**Data listing:**

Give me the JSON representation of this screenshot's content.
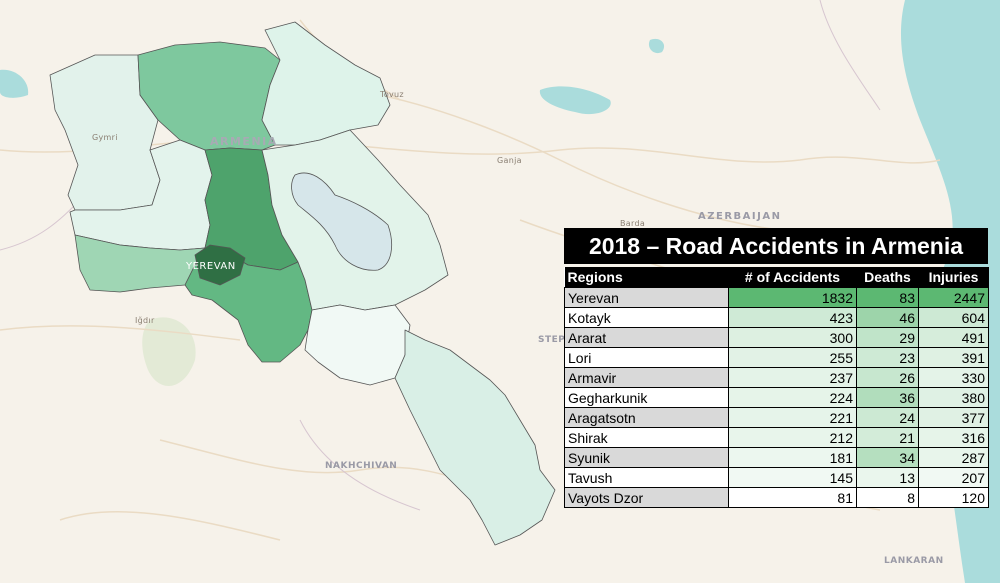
{
  "map": {
    "country_label": "ARMENIA",
    "capital_label": "YEREVAN",
    "place_labels": [
      {
        "name": "Tovuz"
      },
      {
        "name": "Gymri"
      },
      {
        "name": "Ganja"
      },
      {
        "name": "Barda"
      },
      {
        "name": "AZERBAIJAN"
      },
      {
        "name": "Iğdır"
      },
      {
        "name": "NAKHCHIVAN"
      },
      {
        "name": "STEP"
      },
      {
        "name": "LANKARAN"
      }
    ],
    "colors": {
      "lowest": "#f1f9f5",
      "highest": "#2a7a45",
      "capital": "#2f6f44"
    }
  },
  "table": {
    "title": "2018 – Road Accidents in Armenia",
    "columns": [
      "Regions",
      "# of Accidents",
      "Deaths",
      "Injuries"
    ],
    "rows": [
      {
        "region": "Yerevan",
        "accidents": "1832",
        "deaths": "83",
        "injuries": "2447"
      },
      {
        "region": "Kotayk",
        "accidents": "423",
        "deaths": "46",
        "injuries": "604"
      },
      {
        "region": "Ararat",
        "accidents": "300",
        "deaths": "29",
        "injuries": "491"
      },
      {
        "region": "Lori",
        "accidents": "255",
        "deaths": "23",
        "injuries": "391"
      },
      {
        "region": "Armavir",
        "accidents": "237",
        "deaths": "26",
        "injuries": "330"
      },
      {
        "region": "Gegharkunik",
        "accidents": "224",
        "deaths": "36",
        "injuries": "380"
      },
      {
        "region": "Aragatsotn",
        "accidents": "221",
        "deaths": "24",
        "injuries": "377"
      },
      {
        "region": "Shirak",
        "accidents": "212",
        "deaths": "21",
        "injuries": "316"
      },
      {
        "region": "Syunik",
        "accidents": "181",
        "deaths": "34",
        "injuries": "287"
      },
      {
        "region": "Tavush",
        "accidents": "145",
        "deaths": "13",
        "injuries": "207"
      },
      {
        "region": "Vayots Dzor",
        "accidents": "81",
        "deaths": "8",
        "injuries": "120"
      }
    ],
    "colors": {
      "region_shade": "#d9d9d9",
      "heat_high": "#5cb872",
      "heat_low": "#ffffff"
    }
  }
}
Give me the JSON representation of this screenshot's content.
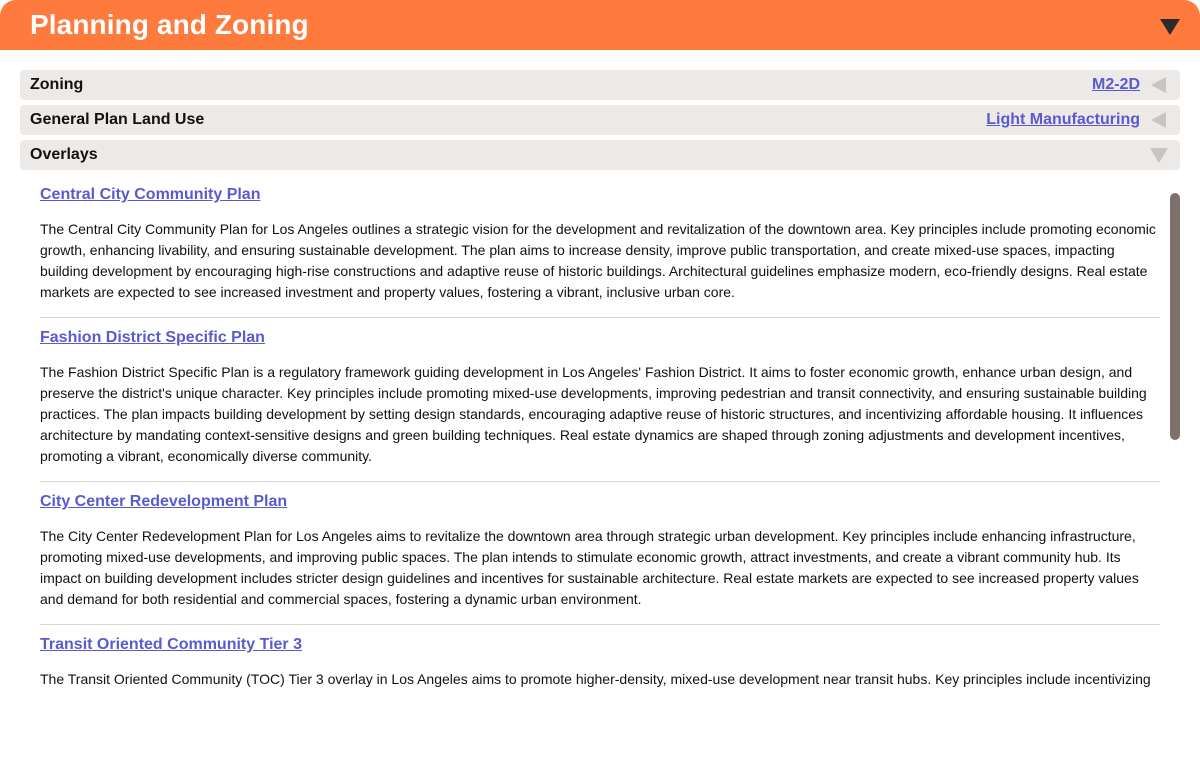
{
  "header": {
    "title": "Planning and Zoning",
    "toggle_icon": "triangle-down-icon",
    "background_color": "#ff7a3d"
  },
  "rows": [
    {
      "label": "Zoning",
      "value": "M2-2D",
      "icon": "triangle-left-icon"
    },
    {
      "label": "General Plan Land Use",
      "value": "Light Manufacturing",
      "icon": "triangle-left-icon"
    },
    {
      "label": "Overlays",
      "value": "",
      "icon": "triangle-down-icon"
    }
  ],
  "overlays": [
    {
      "title": "Central City Community Plan",
      "description": "The Central City Community Plan for Los Angeles outlines a strategic vision for the development and revitalization of the downtown area. Key principles include promoting economic growth, enhancing livability, and ensuring sustainable development. The plan aims to increase density, improve public transportation, and create mixed-use spaces, impacting building development by encouraging high-rise constructions and adaptive reuse of historic buildings. Architectural guidelines emphasize modern, eco-friendly designs. Real estate markets are expected to see increased investment and property values, fostering a vibrant, inclusive urban core."
    },
    {
      "title": "Fashion District Specific Plan",
      "description": "The Fashion District Specific Plan is a regulatory framework guiding development in Los Angeles' Fashion District. It aims to foster economic growth, enhance urban design, and preserve the district's unique character. Key principles include promoting mixed-use developments, improving pedestrian and transit connectivity, and ensuring sustainable building practices. The plan impacts building development by setting design standards, encouraging adaptive reuse of historic structures, and incentivizing affordable housing. It influences architecture by mandating context-sensitive designs and green building techniques. Real estate dynamics are shaped through zoning adjustments and development incentives, promoting a vibrant, economically diverse community."
    },
    {
      "title": "City Center Redevelopment Plan",
      "description": "The City Center Redevelopment Plan for Los Angeles aims to revitalize the downtown area through strategic urban development. Key principles include enhancing infrastructure, promoting mixed-use developments, and improving public spaces. The plan intends to stimulate economic growth, attract investments, and create a vibrant community hub. Its impact on building development includes stricter design guidelines and incentives for sustainable architecture. Real estate markets are expected to see increased property values and demand for both residential and commercial spaces, fostering a dynamic urban environment."
    },
    {
      "title": "Transit Oriented Community Tier 3",
      "description": "The Transit Oriented Community (TOC) Tier 3 overlay in Los Angeles aims to promote higher-density, mixed-use development near transit hubs. Key principles include incentivizing"
    }
  ],
  "colors": {
    "link": "#5a5ad0",
    "row_background": "#ece9e7",
    "scrollbar": "#7e706b"
  }
}
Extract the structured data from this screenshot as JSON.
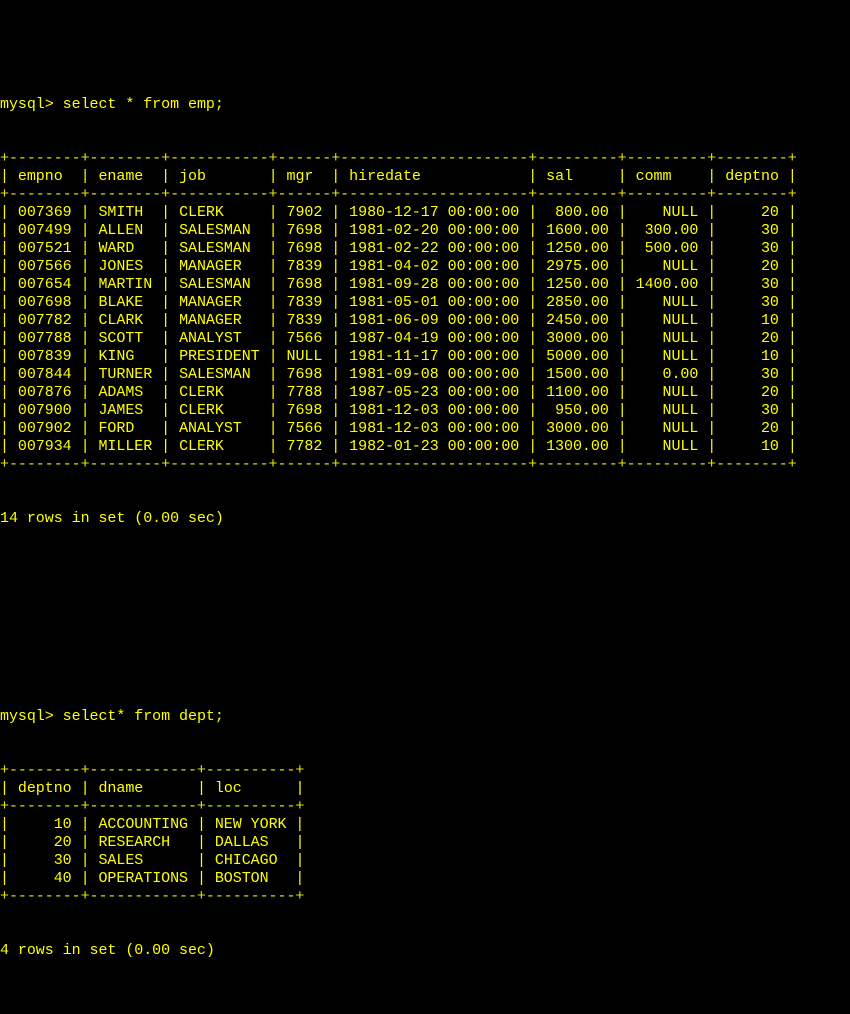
{
  "window": {
    "app": "mysql client terminal",
    "text_color": "#ffff00",
    "background_color": "#000000"
  },
  "blocks": [
    {
      "prompt": "mysql>",
      "command": "select * from emp;",
      "table": {
        "columns": [
          {
            "name": "empno",
            "align": "left"
          },
          {
            "name": "ename",
            "align": "left"
          },
          {
            "name": "job",
            "align": "left"
          },
          {
            "name": "mgr",
            "align": "left"
          },
          {
            "name": "hiredate",
            "align": "left"
          },
          {
            "name": "sal",
            "align": "right"
          },
          {
            "name": "comm",
            "align": "right"
          },
          {
            "name": "deptno",
            "align": "right"
          }
        ],
        "widths": [
          6,
          6,
          9,
          4,
          19,
          7,
          7,
          6
        ],
        "rows": [
          [
            "007369",
            "SMITH",
            "CLERK",
            "7902",
            "1980-12-17 00:00:00",
            "800.00",
            "NULL",
            "20"
          ],
          [
            "007499",
            "ALLEN",
            "SALESMAN",
            "7698",
            "1981-02-20 00:00:00",
            "1600.00",
            "300.00",
            "30"
          ],
          [
            "007521",
            "WARD",
            "SALESMAN",
            "7698",
            "1981-02-22 00:00:00",
            "1250.00",
            "500.00",
            "30"
          ],
          [
            "007566",
            "JONES",
            "MANAGER",
            "7839",
            "1981-04-02 00:00:00",
            "2975.00",
            "NULL",
            "20"
          ],
          [
            "007654",
            "MARTIN",
            "SALESMAN",
            "7698",
            "1981-09-28 00:00:00",
            "1250.00",
            "1400.00",
            "30"
          ],
          [
            "007698",
            "BLAKE",
            "MANAGER",
            "7839",
            "1981-05-01 00:00:00",
            "2850.00",
            "NULL",
            "30"
          ],
          [
            "007782",
            "CLARK",
            "MANAGER",
            "7839",
            "1981-06-09 00:00:00",
            "2450.00",
            "NULL",
            "10"
          ],
          [
            "007788",
            "SCOTT",
            "ANALYST",
            "7566",
            "1987-04-19 00:00:00",
            "3000.00",
            "NULL",
            "20"
          ],
          [
            "007839",
            "KING",
            "PRESIDENT",
            "NULL",
            "1981-11-17 00:00:00",
            "5000.00",
            "NULL",
            "10"
          ],
          [
            "007844",
            "TURNER",
            "SALESMAN",
            "7698",
            "1981-09-08 00:00:00",
            "1500.00",
            "0.00",
            "30"
          ],
          [
            "007876",
            "ADAMS",
            "CLERK",
            "7788",
            "1987-05-23 00:00:00",
            "1100.00",
            "NULL",
            "20"
          ],
          [
            "007900",
            "JAMES",
            "CLERK",
            "7698",
            "1981-12-03 00:00:00",
            "950.00",
            "NULL",
            "30"
          ],
          [
            "007902",
            "FORD",
            "ANALYST",
            "7566",
            "1981-12-03 00:00:00",
            "3000.00",
            "NULL",
            "20"
          ],
          [
            "007934",
            "MILLER",
            "CLERK",
            "7782",
            "1982-01-23 00:00:00",
            "1300.00",
            "NULL",
            "10"
          ]
        ]
      },
      "summary": "14 rows in set (0.00 sec)"
    },
    {
      "prompt": "mysql>",
      "command": "select* from dept;",
      "table": {
        "columns": [
          {
            "name": "deptno",
            "align": "right"
          },
          {
            "name": "dname",
            "align": "left"
          },
          {
            "name": "loc",
            "align": "left"
          }
        ],
        "widths": [
          6,
          10,
          8
        ],
        "rows": [
          [
            "10",
            "ACCOUNTING",
            "NEW YORK"
          ],
          [
            "20",
            "RESEARCH",
            "DALLAS"
          ],
          [
            "30",
            "SALES",
            "CHICAGO"
          ],
          [
            "40",
            "OPERATIONS",
            "BOSTON"
          ]
        ]
      },
      "summary": "4 rows in set (0.00 sec)"
    }
  ]
}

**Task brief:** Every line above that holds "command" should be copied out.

**Answer to the exercise:**
      "command": "select * from emp;",
      "command": "select* from dept;",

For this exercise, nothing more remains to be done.